Task goal ::
Figure out the number of lines in the data that hold the string "Escape". Reply with that figure only.

Data extract ::
^^^^^^^^^^^^^^^^
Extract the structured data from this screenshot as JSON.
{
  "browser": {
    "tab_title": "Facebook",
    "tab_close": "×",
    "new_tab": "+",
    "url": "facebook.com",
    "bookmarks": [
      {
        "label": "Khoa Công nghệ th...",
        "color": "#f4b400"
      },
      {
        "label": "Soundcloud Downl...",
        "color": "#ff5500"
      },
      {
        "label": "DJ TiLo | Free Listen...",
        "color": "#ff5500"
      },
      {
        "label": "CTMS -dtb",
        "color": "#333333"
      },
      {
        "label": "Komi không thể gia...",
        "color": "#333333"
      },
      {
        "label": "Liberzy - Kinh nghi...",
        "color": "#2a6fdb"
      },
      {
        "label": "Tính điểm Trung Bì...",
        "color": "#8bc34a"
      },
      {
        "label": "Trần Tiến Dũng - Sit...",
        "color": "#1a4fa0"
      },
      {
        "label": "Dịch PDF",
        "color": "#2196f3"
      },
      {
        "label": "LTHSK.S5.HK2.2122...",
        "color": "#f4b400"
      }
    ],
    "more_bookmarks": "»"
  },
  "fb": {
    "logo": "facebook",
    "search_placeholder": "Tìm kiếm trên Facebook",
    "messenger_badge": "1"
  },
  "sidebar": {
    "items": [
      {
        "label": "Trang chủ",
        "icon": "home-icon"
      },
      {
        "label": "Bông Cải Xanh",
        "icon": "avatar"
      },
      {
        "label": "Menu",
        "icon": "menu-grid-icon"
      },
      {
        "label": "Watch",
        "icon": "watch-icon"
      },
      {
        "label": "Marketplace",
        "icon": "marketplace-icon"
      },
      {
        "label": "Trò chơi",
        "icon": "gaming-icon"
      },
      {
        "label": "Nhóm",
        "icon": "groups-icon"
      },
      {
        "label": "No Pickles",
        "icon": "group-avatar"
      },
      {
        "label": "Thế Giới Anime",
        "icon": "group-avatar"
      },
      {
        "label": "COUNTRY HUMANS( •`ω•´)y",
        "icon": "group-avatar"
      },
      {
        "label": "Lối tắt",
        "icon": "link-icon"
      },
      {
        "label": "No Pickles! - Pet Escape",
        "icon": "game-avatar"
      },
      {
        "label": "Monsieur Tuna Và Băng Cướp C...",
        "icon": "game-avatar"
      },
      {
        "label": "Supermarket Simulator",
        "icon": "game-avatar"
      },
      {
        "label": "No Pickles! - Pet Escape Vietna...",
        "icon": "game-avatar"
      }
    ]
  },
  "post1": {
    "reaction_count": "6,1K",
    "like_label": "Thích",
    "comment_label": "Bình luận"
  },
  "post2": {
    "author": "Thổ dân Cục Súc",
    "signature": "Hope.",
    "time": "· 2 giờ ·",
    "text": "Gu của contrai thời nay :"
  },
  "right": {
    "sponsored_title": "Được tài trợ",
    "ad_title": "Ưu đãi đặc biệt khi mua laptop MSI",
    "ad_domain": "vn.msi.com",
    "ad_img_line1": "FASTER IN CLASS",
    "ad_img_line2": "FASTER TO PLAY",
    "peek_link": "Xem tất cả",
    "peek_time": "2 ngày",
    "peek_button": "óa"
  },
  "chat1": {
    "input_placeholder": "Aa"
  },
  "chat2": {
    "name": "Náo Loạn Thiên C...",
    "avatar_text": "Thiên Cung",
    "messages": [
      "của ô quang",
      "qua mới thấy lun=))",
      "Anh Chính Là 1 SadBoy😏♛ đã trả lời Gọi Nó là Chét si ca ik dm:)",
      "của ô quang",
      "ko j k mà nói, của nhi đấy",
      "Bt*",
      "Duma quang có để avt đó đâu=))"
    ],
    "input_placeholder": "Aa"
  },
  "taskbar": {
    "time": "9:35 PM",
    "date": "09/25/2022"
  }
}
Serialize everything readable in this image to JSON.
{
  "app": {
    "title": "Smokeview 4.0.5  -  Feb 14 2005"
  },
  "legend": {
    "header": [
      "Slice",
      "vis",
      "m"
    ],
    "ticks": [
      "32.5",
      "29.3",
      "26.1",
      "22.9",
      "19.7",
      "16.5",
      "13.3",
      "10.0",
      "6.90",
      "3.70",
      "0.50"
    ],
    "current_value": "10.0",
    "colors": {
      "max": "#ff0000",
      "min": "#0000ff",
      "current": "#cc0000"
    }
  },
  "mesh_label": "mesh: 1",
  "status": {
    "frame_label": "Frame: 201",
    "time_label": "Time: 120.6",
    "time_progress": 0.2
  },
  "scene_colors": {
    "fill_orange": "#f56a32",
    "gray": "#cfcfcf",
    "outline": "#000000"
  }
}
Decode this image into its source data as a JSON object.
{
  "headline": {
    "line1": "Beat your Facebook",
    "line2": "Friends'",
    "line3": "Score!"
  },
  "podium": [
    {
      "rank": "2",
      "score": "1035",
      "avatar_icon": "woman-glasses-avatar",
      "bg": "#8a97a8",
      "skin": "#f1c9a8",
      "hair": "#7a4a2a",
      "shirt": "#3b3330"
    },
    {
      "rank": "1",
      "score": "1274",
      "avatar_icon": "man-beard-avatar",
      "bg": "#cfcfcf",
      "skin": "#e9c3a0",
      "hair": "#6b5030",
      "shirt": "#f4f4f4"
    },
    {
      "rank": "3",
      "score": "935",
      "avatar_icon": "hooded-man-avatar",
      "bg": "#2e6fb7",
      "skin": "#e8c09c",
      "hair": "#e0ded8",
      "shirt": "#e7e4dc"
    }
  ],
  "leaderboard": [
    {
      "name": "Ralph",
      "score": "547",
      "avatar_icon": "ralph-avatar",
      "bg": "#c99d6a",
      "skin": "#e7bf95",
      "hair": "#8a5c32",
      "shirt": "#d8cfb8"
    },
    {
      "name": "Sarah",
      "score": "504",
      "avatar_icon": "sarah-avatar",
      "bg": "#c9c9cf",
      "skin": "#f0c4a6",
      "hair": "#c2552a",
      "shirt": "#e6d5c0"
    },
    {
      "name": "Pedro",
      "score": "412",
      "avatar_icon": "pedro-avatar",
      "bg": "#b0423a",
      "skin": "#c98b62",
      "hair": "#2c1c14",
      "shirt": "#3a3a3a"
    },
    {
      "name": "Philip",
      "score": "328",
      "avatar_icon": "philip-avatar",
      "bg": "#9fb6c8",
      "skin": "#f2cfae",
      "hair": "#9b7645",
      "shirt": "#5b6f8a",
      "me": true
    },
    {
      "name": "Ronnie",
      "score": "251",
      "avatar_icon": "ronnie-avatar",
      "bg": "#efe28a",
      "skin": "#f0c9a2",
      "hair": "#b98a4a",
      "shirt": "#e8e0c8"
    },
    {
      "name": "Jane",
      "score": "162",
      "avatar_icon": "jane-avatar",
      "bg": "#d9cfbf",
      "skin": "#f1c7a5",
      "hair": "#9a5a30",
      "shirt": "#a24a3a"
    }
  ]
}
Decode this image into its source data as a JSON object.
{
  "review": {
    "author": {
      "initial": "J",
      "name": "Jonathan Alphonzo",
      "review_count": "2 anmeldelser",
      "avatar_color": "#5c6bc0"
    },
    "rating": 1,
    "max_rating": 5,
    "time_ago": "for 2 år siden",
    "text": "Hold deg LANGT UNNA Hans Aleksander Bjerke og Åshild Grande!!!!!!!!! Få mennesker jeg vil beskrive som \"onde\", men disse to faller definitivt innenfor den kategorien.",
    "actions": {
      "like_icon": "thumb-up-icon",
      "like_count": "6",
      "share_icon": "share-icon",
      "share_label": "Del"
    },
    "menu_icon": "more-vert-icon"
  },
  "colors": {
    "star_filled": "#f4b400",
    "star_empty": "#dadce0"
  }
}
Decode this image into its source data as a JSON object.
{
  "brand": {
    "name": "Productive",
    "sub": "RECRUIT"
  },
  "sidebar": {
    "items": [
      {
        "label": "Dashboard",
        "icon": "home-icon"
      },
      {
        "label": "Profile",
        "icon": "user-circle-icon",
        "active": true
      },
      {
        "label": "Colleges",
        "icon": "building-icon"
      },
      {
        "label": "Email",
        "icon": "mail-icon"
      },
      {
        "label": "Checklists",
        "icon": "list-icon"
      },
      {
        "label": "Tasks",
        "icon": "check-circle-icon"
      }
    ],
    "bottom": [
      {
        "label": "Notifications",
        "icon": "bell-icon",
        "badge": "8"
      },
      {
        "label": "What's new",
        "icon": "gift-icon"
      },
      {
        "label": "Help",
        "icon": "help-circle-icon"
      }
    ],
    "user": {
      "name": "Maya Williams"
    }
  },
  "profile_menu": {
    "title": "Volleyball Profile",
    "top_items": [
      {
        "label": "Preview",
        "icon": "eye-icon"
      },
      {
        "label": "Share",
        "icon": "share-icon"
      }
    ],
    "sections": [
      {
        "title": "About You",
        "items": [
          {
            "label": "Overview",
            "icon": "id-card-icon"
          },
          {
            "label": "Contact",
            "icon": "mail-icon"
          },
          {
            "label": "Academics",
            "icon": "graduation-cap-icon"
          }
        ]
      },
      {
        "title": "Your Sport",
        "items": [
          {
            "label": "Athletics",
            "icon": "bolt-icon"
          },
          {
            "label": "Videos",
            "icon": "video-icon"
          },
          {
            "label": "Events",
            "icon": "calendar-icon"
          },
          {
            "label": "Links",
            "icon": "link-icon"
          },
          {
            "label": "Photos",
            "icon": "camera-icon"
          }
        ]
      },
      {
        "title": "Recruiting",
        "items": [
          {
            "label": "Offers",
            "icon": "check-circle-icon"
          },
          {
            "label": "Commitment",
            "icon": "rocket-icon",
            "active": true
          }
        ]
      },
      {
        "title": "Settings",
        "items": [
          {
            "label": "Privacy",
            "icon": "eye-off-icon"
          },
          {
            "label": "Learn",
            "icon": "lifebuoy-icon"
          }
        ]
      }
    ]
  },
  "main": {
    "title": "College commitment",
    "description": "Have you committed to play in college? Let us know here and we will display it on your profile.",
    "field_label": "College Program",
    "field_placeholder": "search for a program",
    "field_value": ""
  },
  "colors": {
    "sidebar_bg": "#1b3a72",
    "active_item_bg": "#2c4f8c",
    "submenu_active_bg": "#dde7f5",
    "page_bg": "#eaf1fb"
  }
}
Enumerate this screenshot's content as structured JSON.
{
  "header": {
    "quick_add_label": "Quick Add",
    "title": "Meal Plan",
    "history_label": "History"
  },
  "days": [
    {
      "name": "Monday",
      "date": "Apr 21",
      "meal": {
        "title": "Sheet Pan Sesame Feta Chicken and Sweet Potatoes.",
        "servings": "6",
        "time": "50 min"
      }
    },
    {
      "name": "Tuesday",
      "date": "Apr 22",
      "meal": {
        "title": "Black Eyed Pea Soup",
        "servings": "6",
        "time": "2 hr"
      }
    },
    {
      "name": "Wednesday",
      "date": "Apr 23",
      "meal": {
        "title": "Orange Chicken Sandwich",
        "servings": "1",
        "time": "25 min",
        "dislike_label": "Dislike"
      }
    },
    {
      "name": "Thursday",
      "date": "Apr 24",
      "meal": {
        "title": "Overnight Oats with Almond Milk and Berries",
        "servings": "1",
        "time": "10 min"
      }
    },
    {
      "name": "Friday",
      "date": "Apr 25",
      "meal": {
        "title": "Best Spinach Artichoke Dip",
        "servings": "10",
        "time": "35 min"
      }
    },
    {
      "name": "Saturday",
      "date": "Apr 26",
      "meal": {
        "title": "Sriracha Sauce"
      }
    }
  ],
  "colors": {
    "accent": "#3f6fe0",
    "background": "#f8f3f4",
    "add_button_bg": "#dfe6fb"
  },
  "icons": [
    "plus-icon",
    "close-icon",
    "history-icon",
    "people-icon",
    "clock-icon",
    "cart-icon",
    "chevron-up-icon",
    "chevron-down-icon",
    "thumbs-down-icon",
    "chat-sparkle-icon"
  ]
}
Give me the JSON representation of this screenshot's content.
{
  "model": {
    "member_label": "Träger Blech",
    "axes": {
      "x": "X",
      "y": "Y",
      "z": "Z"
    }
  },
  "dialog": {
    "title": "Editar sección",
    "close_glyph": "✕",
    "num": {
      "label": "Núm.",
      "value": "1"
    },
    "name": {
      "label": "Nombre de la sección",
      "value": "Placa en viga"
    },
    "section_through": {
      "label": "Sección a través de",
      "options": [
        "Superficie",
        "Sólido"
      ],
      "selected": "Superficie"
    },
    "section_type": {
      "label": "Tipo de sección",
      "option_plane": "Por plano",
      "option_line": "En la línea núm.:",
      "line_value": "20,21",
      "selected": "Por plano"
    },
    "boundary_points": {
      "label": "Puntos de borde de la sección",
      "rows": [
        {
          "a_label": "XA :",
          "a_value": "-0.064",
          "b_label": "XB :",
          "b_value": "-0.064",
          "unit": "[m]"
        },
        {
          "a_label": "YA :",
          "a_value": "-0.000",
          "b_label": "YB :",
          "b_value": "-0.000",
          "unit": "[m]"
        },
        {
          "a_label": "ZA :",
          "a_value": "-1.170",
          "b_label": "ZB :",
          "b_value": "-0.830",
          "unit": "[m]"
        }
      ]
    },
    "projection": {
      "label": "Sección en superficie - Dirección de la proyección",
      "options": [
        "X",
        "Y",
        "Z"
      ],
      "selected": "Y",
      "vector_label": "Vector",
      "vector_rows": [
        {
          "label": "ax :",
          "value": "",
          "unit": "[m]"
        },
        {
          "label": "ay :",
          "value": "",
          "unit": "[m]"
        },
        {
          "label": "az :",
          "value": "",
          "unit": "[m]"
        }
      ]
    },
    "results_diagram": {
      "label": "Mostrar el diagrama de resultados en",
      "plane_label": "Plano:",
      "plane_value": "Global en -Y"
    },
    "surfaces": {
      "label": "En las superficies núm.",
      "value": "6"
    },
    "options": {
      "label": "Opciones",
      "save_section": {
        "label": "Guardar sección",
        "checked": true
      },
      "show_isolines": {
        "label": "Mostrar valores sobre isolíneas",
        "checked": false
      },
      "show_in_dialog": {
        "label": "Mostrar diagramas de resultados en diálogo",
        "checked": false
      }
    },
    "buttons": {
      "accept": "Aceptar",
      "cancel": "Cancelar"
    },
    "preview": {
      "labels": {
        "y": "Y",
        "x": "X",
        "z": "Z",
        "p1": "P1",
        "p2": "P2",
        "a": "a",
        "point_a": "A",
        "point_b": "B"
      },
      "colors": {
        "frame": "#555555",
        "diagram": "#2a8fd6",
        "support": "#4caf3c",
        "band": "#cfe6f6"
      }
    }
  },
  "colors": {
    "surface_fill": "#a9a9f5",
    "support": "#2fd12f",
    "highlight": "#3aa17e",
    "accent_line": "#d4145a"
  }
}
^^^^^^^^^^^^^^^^
Your solution ::
2